Extra Credit: Our pick of stories from around the web that bridge the gap between news and scholarship. Brought to you each Tuesday from the editors of JSTOR Daily.
The science of de-stressing (New York Magazine)
by Jesse Singal
Three research-backed techniques can help reduce stress. You just have to actually use them.
Is divorce good for your health? (Psychology Today)
By Eric Haseltine
These days about a third of marriages end in divorce, but is staying in a stressful marriage better than leaving? Research suggests the answer depends on gender. On average, women have more health problems than man in bad marriages, while they’re healthier than men after divorce.
Abortion on the small screen (Pacific Standard)
By Nathan Collins
A new study finds that on TV, most women who have abortions are white, childless, and unworried about being financially prepared for a baby. None of that reflects real life.
The dangerous lives of trans sex workers (Vox)
By Emily Crockett
Transgender people who engage in sex work face high levels of discrimination and abuse—even in the places they’re supposed to be able to get help, according to a recent study.
2015 in psychology research (The New Yorker)
By Maria Konnikova
Six of the most fascinating psychology papers this year addressed topics including autism, depression, friendship, and the challenges of psychological research itself.

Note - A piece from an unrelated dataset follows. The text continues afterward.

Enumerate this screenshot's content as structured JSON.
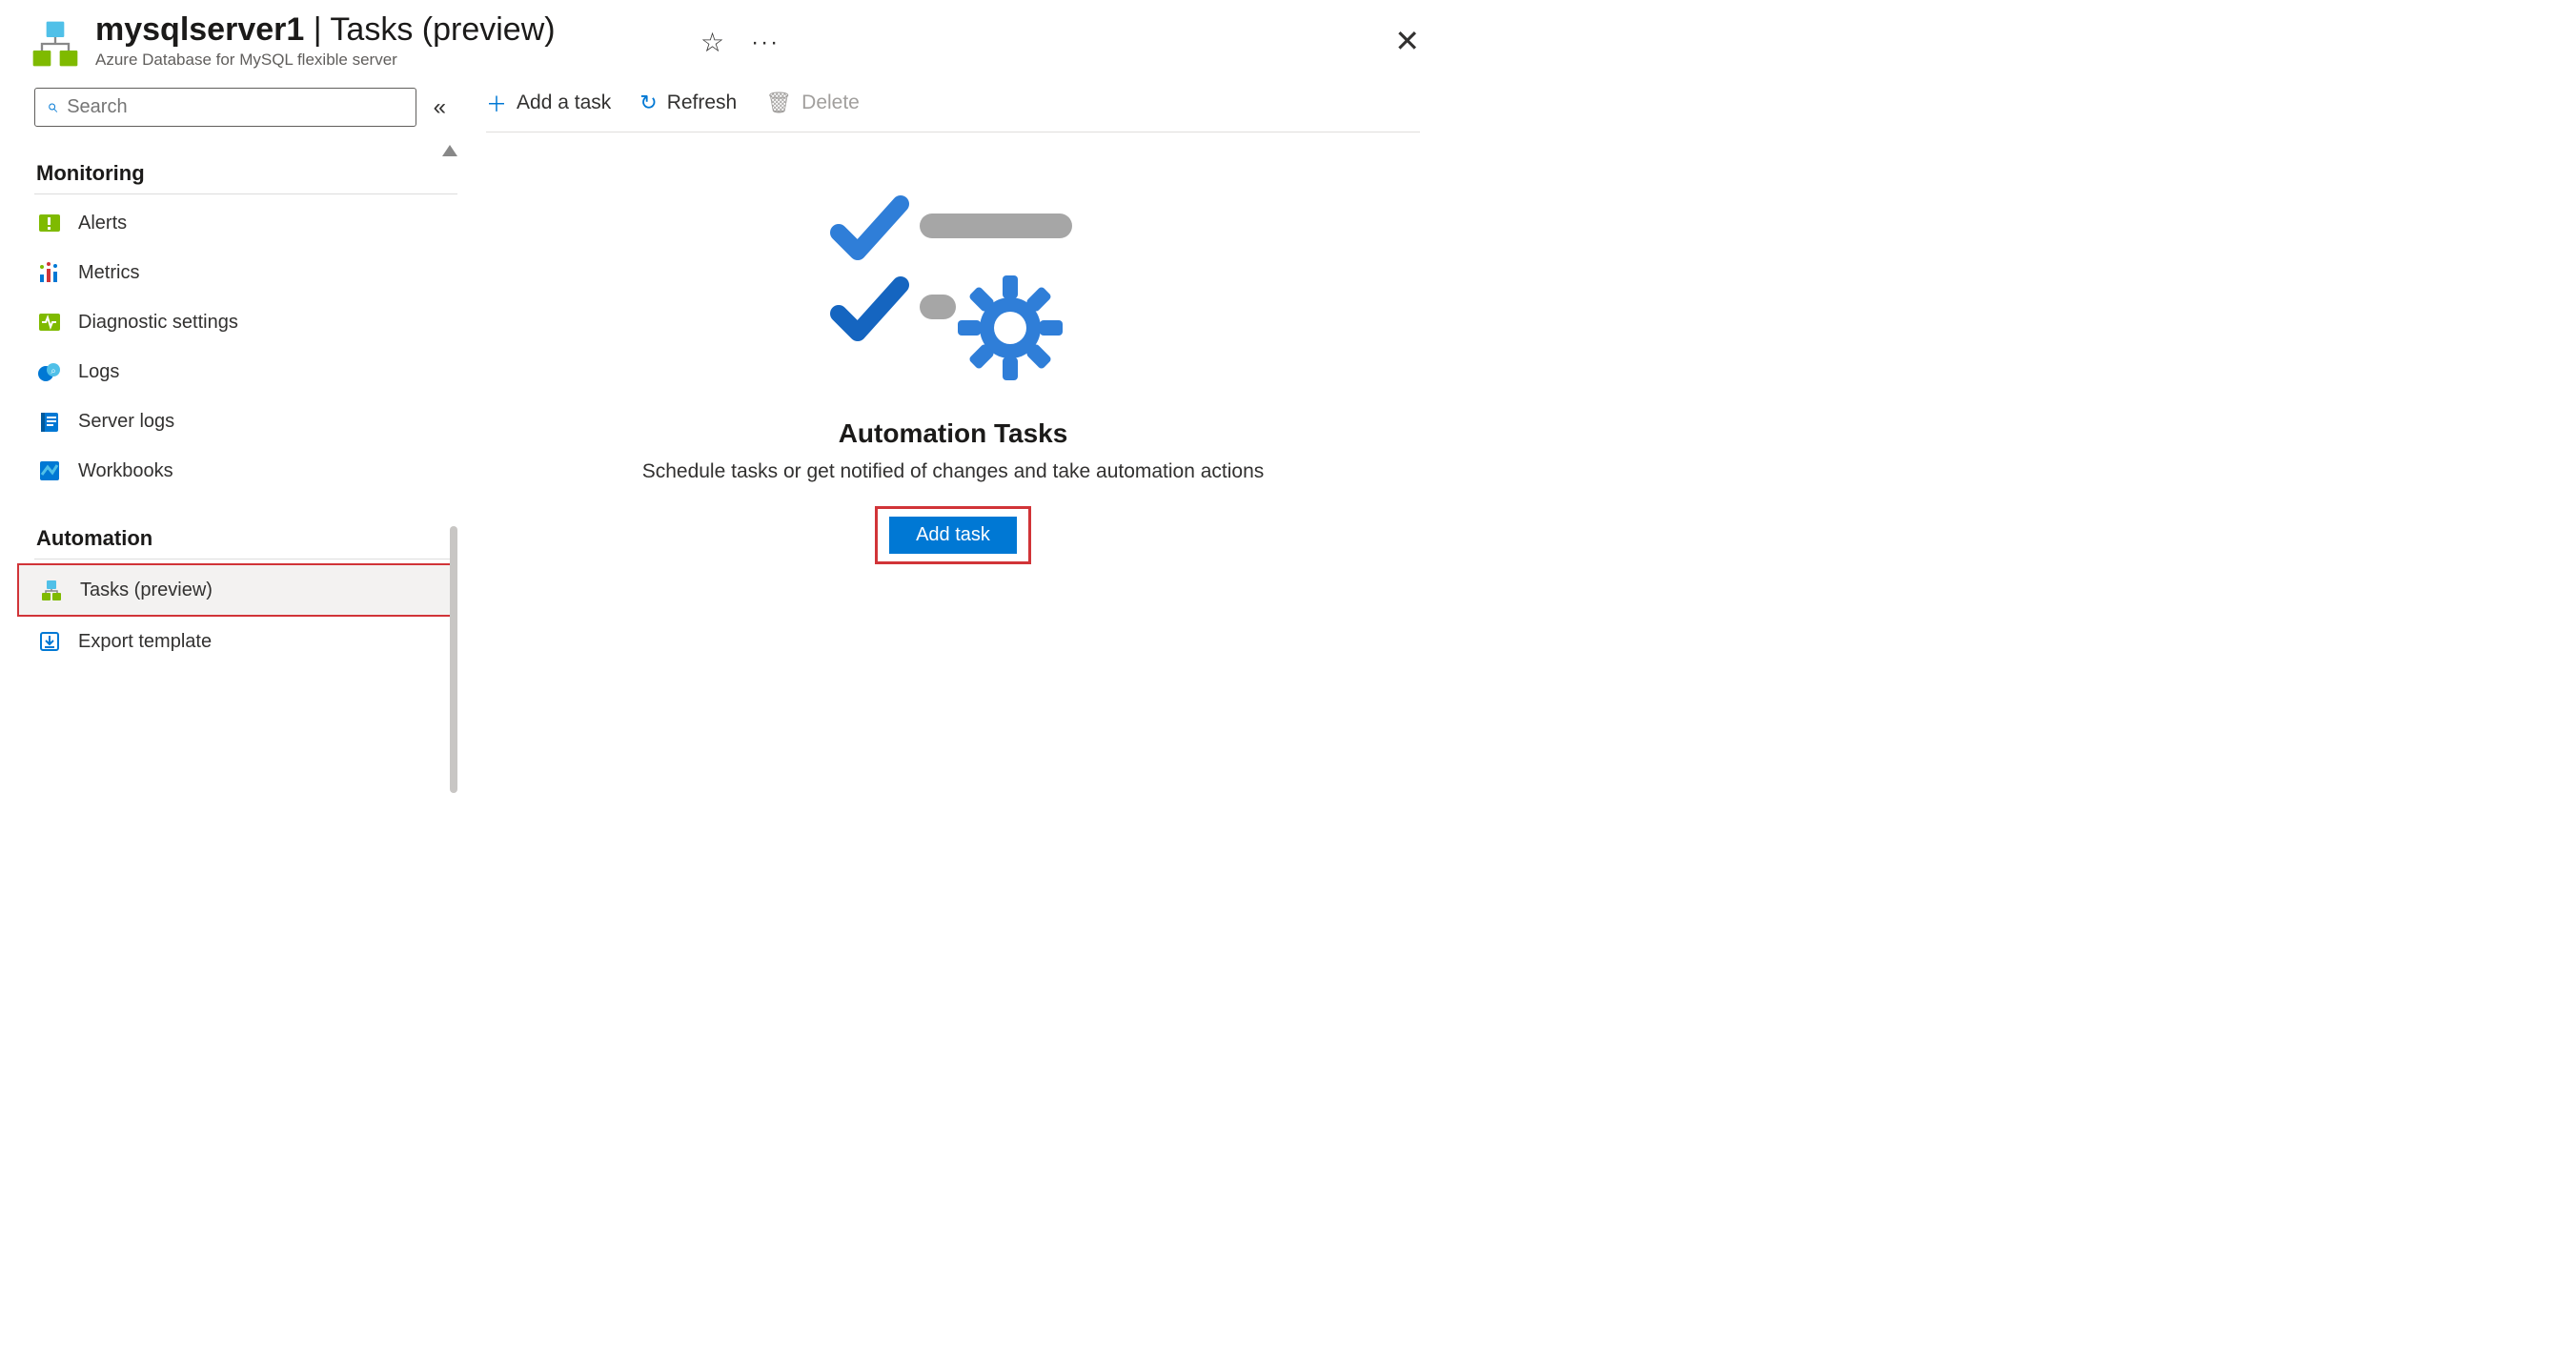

Have you seen a story online that does a good job of bridging the gap between the news and scholarship? Or something that seems particularly well-researched? Let us know and we may include it in next week’s roundup. Email us at jstordaily_submissions (at) jstor (dot) org.